State police veteran retiring from force He becomes investigator for county state's attorney

First Sgt. Robert Windsor, a 27-year veteran with the Maryland State Police, will retire July 1 to become an investigator with the Carroll state's attorney's office.

Windsor, 50, will replace Gary Childs, a former Baltimore homicide detective who has been an investigator for the county state's attorney since 1994.


Childs will become an officer with the Baltimore County Police Department, said Jerry F. Barnes, Carroll County's state's attorney.

"We are sad because Gary is leaving, but we feel very fortunate to have someone with the experience of Bob Windsor to replace him," Barnes said.


Lt. Lawrence E. Faries, commander of the Westminster barracks, informed the County Commissioners of Windsor's retirement 10 days ago, but Barnes said hiring Windsor was contingent upon Childs obtaining the Baltimore County position.

Childs received confirmation from his new employer Friday, Barnes said.

"I have mixed feelings about leaving," said Windsor, who joined the state police after a three-year stint in the Navy. "I feel like I am leaving family, but I am excited about starting a new chapter in my life."

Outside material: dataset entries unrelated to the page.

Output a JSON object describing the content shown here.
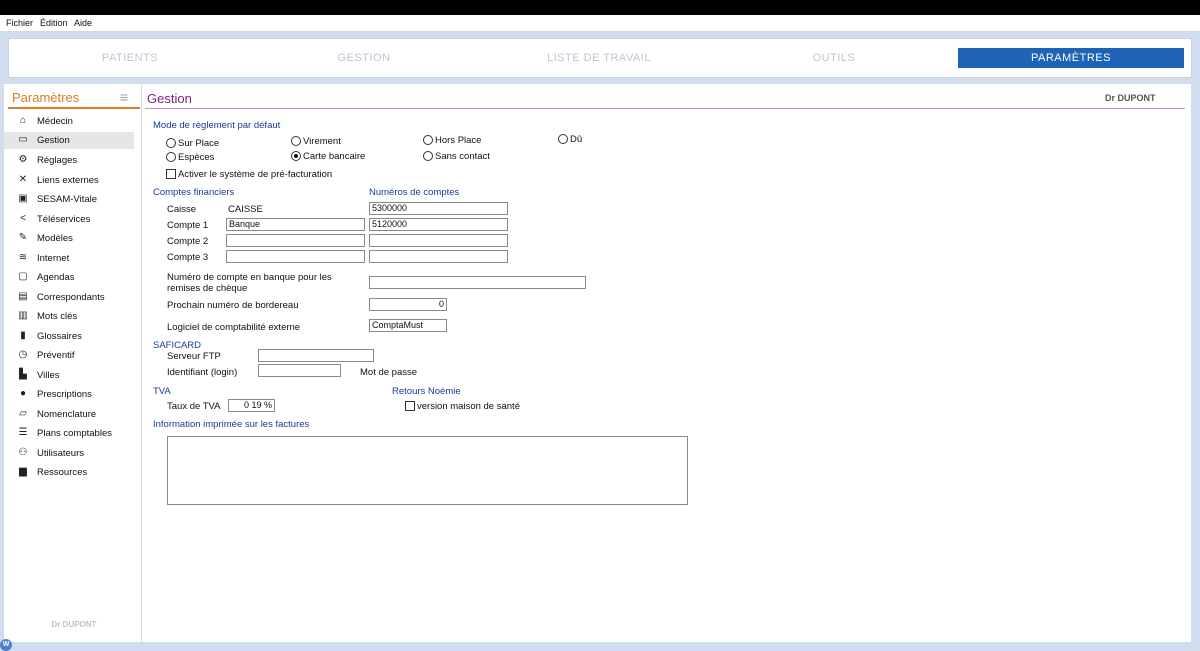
{
  "menubar": {
    "items": [
      "Fichier",
      "Édition",
      "Aide"
    ]
  },
  "nav": {
    "tabs": [
      "PATIENTS",
      "GESTION",
      "LISTE DE TRAVAIL",
      "OUTILS",
      "PARAMÈTRES"
    ],
    "active": "PARAMÈTRES"
  },
  "sidebar": {
    "title": "Paramètres",
    "menu_icon": "hamburger-icon",
    "items": [
      {
        "label": "Médecin",
        "icon": "home-icon"
      },
      {
        "label": "Gestion",
        "icon": "inbox-icon"
      },
      {
        "label": "Réglages",
        "icon": "gears-icon"
      },
      {
        "label": "Liens externes",
        "icon": "expand-icon"
      },
      {
        "label": "SESAM-Vitale",
        "icon": "card-icon"
      },
      {
        "label": "Téléservices",
        "icon": "share-icon"
      },
      {
        "label": "Modèles",
        "icon": "edit-icon"
      },
      {
        "label": "Internet",
        "icon": "wifi-icon"
      },
      {
        "label": "Agendas",
        "icon": "calendar-icon"
      },
      {
        "label": "Correspondants",
        "icon": "contact-icon"
      },
      {
        "label": "Mots clés",
        "icon": "chart-icon"
      },
      {
        "label": "Glossaires",
        "icon": "clipboard-icon"
      },
      {
        "label": "Préventif",
        "icon": "clock-icon"
      },
      {
        "label": "Villes",
        "icon": "buildings-icon"
      },
      {
        "label": "Prescriptions",
        "icon": "pills-icon"
      },
      {
        "label": "Nomenclature",
        "icon": "folder-icon"
      },
      {
        "label": "Plans comptables",
        "icon": "list-icon"
      },
      {
        "label": "Utilisateurs",
        "icon": "users-icon"
      },
      {
        "label": "Ressources",
        "icon": "car-icon"
      }
    ],
    "active": "Gestion",
    "footer": "Dr DUPONT"
  },
  "main": {
    "title": "Gestion",
    "doctor": "Dr DUPONT",
    "payment": {
      "heading": "Mode de règlement par défaut",
      "options": [
        "Sur Place",
        "Virement",
        "Hors Place",
        "Dû",
        "Espèces",
        "Carte bancaire",
        "Sans contact"
      ],
      "selected": "Carte bancaire",
      "prefacturation_label": "Activer le système de pré-facturation"
    },
    "accounts": {
      "heading": "Comptes financiers",
      "numbers_heading": "Numéros de comptes",
      "rows": [
        {
          "label": "Caisse",
          "name": "CAISSE",
          "number": "5300000"
        },
        {
          "label": "Compte 1",
          "name": "Banque",
          "number": "5120000"
        },
        {
          "label": "Compte 2",
          "name": "",
          "number": ""
        },
        {
          "label": "Compte 3",
          "name": "",
          "number": ""
        }
      ],
      "cheque_label": "Numéro de compte en banque pour les remises de chèque",
      "cheque_value": "",
      "bordereau_label": "Prochain numéro de bordereau",
      "bordereau_value": "0",
      "software_label": "Logiciel de comptabilité externe",
      "software_value": "ComptaMust"
    },
    "saficard": {
      "heading": "SAFICARD",
      "ftp_label": "Serveur FTP",
      "ftp_value": "",
      "login_label": "Identifiant (login)",
      "login_value": "",
      "password_label": "Mot de passe"
    },
    "tva": {
      "heading": "TVA",
      "rate_label": "Taux de TVA",
      "rate_value": "0 19 %"
    },
    "noemie": {
      "heading": "Retours Noémie",
      "option_label": "version maison de santé"
    },
    "invoice": {
      "heading": "Information imprimée sur les factures",
      "text": ""
    }
  }
}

In his new role, Windsor will conduct investigations for prosecutors. Windsor said the opportunity to work for Barnes affected his decision to leave the state police.

"He's the most dynamic, hardest-working state's attorney I've every been associated with," Windsor said. "He's a true police officer's state's attorney, wanting to prosecute every criminal to the fullest extent of the law."

With the state police, Windsor worked road patrol in Prince George's County for about nine years. He then was assigned to Annapolis to protect the governor. For 17 years, Windsor worked a security detail for then-Govs. Harry R. Hughes and William Donald Schaefer, Lt. Gov. Melvin A. Steinberg and, most recently, Gov. Parris N. Glendening.

He joined Faries at the Westminster barracks last year as first sergeant and public information officer.

Nearly 10 years ago, Windsor received a Governor's Commendation Award after performing cardiopulmonary resuscitation to revive a man seated at the head table with the governor at the World Trade Center in Baltimore.


Barnes predicted Windsor would be an asset to his staff. "Bob's an excellent supervisor, an effective administrator and we are lucky to have him," Barnes said.

Windsor lives in Westminster with his wife, Jean. They have four children.

Pub Date: 6/23/97